* _DIRECTIONS_
Are you able to quote each entry exactly as written?

[Element data from apps and pages]
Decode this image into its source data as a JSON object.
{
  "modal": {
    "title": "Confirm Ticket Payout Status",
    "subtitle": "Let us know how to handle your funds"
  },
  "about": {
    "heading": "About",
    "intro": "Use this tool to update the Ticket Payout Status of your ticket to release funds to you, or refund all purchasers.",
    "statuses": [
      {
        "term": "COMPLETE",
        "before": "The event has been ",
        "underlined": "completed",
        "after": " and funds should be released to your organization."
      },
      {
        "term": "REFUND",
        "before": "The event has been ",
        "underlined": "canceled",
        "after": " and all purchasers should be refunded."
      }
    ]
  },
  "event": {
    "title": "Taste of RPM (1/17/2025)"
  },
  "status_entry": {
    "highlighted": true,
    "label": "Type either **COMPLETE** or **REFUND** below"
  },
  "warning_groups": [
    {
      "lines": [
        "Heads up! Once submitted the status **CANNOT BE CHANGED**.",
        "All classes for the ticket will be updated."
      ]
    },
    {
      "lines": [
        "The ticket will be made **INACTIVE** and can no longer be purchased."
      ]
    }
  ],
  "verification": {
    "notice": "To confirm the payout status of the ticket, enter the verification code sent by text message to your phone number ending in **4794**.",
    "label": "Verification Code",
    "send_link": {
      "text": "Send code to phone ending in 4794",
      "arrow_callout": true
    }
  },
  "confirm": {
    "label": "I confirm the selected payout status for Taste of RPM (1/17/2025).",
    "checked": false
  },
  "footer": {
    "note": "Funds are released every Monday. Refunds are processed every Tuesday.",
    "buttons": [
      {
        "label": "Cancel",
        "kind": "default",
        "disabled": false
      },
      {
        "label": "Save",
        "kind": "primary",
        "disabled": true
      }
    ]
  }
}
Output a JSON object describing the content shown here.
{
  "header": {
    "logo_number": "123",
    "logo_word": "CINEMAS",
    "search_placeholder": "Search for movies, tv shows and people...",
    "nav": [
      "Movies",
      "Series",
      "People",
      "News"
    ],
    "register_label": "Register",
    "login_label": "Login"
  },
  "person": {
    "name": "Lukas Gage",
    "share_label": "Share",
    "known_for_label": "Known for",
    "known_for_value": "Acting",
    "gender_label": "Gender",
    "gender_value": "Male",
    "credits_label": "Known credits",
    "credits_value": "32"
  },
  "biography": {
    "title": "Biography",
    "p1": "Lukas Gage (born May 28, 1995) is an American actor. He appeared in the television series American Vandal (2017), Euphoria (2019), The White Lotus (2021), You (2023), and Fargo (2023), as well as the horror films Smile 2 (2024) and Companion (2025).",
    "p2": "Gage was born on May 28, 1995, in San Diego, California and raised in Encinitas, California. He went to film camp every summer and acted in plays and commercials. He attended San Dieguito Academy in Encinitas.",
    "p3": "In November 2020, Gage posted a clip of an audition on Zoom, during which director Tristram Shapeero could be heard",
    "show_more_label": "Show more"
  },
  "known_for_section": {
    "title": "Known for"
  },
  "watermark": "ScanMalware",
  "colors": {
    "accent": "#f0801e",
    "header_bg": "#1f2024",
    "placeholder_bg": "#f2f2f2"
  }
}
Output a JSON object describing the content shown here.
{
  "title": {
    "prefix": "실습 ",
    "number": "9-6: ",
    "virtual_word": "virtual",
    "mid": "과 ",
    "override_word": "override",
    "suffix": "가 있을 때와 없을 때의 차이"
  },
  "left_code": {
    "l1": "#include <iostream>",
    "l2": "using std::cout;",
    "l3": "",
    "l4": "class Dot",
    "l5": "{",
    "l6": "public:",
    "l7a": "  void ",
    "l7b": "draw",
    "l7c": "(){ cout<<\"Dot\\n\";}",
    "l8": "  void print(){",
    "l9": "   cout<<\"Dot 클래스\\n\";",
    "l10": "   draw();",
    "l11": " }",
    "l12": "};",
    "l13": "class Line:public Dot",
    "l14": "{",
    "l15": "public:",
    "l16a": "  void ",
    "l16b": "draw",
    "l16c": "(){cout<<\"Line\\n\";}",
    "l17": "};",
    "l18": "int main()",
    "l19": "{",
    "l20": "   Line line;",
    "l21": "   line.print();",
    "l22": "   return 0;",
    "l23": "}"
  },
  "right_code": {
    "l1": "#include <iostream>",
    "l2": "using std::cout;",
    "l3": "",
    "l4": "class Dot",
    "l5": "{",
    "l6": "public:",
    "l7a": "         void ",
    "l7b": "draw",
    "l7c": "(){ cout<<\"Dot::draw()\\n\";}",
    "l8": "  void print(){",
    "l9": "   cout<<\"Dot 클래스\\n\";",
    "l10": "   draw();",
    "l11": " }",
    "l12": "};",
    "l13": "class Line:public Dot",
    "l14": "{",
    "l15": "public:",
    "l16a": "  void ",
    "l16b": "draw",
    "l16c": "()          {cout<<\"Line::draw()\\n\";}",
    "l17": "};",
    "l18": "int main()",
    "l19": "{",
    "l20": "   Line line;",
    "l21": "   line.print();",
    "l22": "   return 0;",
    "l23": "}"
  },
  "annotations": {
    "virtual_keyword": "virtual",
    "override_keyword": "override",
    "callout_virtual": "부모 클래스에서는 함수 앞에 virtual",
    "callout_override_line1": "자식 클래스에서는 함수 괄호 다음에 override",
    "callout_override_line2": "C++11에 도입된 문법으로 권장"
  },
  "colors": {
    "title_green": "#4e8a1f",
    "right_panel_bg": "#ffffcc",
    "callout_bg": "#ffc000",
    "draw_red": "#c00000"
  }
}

* _TASK OUTPUT_
Decode this image into its source data as a JSON object.
{
  "modal": {
    "title": "Confirm Ticket Payout Status",
    "subtitle": "Let us know how to handle your funds"
  },
  "about": {
    "heading": "About",
    "intro": "Use this tool to update the Ticket Payout Status of your ticket to release funds to you, or refund all purchasers.",
    "statuses": [
      {
        "term": "COMPLETE",
        "before": "The event has been ",
        "underlined": "completed",
        "after": " and funds should be released to your organization."
      },
      {
        "term": "REFUND",
        "before": "The event has been ",
        "underlined": "canceled",
        "after": " and all purchasers should be refunded."
      }
    ]
  },
  "event": {
    "title": "Taste of RPM (1/17/2025)"
  },
  "status_entry": {
    "highlighted": true,
    "label": "Type either **COMPLETE** or **REFUND** below"
  },
  "warning_groups": [
    {
      "lines": [
        "Heads up! Once submitted the status **CANNOT BE CHANGED**.",
        "All classes for the ticket will be updated."
      ]
    },
    {
      "lines": [
        "The ticket will be made **INACTIVE** and can no longer be purchased."
      ]
    }
  ],
  "verification": {
    "notice": "To confirm the payout status of the ticket, enter the verification code sent by text message to your phone number ending in **4794**.",
    "label": "Verification Code",
    "send_link": {
      "text": "Send code to phone ending in 4794",
      "arrow_callout": true
    }
  },
  "confirm": {
    "label": "I confirm the selected payout status for Taste of RPM (1/17/2025).",
    "checked": false
  },
  "footer": {
    "note": "Funds are released every Monday. Refunds are processed every Tuesday.",
    "buttons": [
      {
        "label": "Cancel",
        "kind": "default",
        "disabled": false
      },
      {
        "label": "Save",
        "kind": "primary",
        "disabled": true
      }
    ]
  }
}
Output a JSON object describing the content shown here.
{
  "header": {
    "logo_number": "123",
    "logo_word": "CINEMAS",
    "search_placeholder": "Search for movies, tv shows and people...",
    "nav": [
      "Movies",
      "Series",
      "People",
      "News"
    ],
    "register_label": "Register",
    "login_label": "Login"
  },
  "person": {
    "name": "Lukas Gage",
    "share_label": "Share",
    "known_for_label": "Known for",
    "known_for_value": "Acting",
    "gender_label": "Gender",
    "gender_value": "Male",
    "credits_label": "Known credits",
    "credits_value": "32"
  },
  "biography": {
    "title": "Biography",
    "p1": "Lukas Gage (born May 28, 1995) is an American actor. He appeared in the television series American Vandal (2017), Euphoria (2019), The White Lotus (2021), You (2023), and Fargo (2023), as well as the horror films Smile 2 (2024) and Companion (2025).",
    "p2": "Gage was born on May 28, 1995, in San Diego, California and raised in Encinitas, California. He went to film camp every summer and acted in plays and commercials. He attended San Dieguito Academy in Encinitas.",
    "p3": "In November 2020, Gage posted a clip of an audition on Zoom, during which director Tristram Shapeero could be heard",
    "show_more_label": "Show more"
  },
  "known_for_section": {
    "title": "Known for"
  },
  "watermark": "ScanMalware",
  "colors": {
    "accent": "#f0801e",
    "header_bg": "#1f2024",
    "placeholder_bg": "#f2f2f2"
  }
}
Output a JSON object describing the content shown here.
{
  "title": {
    "prefix": "실습 ",
    "number": "9-6: ",
    "virtual_word": "virtual",
    "mid": "과 ",
    "override_word": "override",
    "suffix": "가 있을 때와 없을 때의 차이"
  },
  "left_code": {
    "l1": "#include <iostream>",
    "l2": "using std::cout;",
    "l3": "",
    "l4": "class Dot",
    "l5": "{",
    "l6": "public:",
    "l7a": "  void ",
    "l7b": "draw",
    "l7c": "(){ cout<<\"Dot\\n\";}",
    "l8": "  void print(){",
    "l9": "   cout<<\"Dot 클래스\\n\";",
    "l10": "   draw();",
    "l11": " }",
    "l12": "};",
    "l13": "class Line:public Dot",
    "l14": "{",
    "l15": "public:",
    "l16a": "  void ",
    "l16b": "draw",
    "l16c": "(){cout<<\"Line\\n\";}",
    "l17": "};",
    "l18": "int main()",
    "l19": "{",
    "l20": "   Line line;",
    "l21": "   line.print();",
    "l22": "   return 0;",
    "l23": "}"
  },
  "right_code": {
    "l1": "#include <iostream>",
    "l2": "using std::cout;",
    "l3": "",
    "l4": "class Dot",
    "l5": "{",
    "l6": "public:",
    "l7a": "         void ",
    "l7b": "draw",
    "l7c": "(){ cout<<\"Dot::draw()\\n\";}",
    "l8": "  void print(){",
    "l9": "   cout<<\"Dot 클래스\\n\";",
    "l10": "   draw();",
    "l11": " }",
    "l12": "};",
    "l13": "class Line:public Dot",
    "l14": "{",
    "l15": "public:",
    "l16a": "  void ",
    "l16b": "draw",
    "l16c": "()          {cout<<\"Line::draw()\\n\";}",
    "l17": "};",
    "l18": "int main()",
    "l19": "{",
    "l20": "   Line line;",
    "l21": "   line.print();",
    "l22": "   return 0;",
    "l23": "}"
  },
  "annotations": {
    "virtual_keyword": "virtual",
    "override_keyword": "override",
    "callout_virtual": "부모 클래스에서는 함수 앞에 virtual",
    "callout_override_line1": "자식 클래스에서는 함수 괄호 다음에 override",
    "callout_override_line2": "C++11에 도입된 문법으로 권장"
  },
  "colors": {
    "title_green": "#4e8a1f",
    "right_panel_bg": "#ffffcc",
    "callout_bg": "#ffc000",
    "draw_red": "#c00000"
  }
}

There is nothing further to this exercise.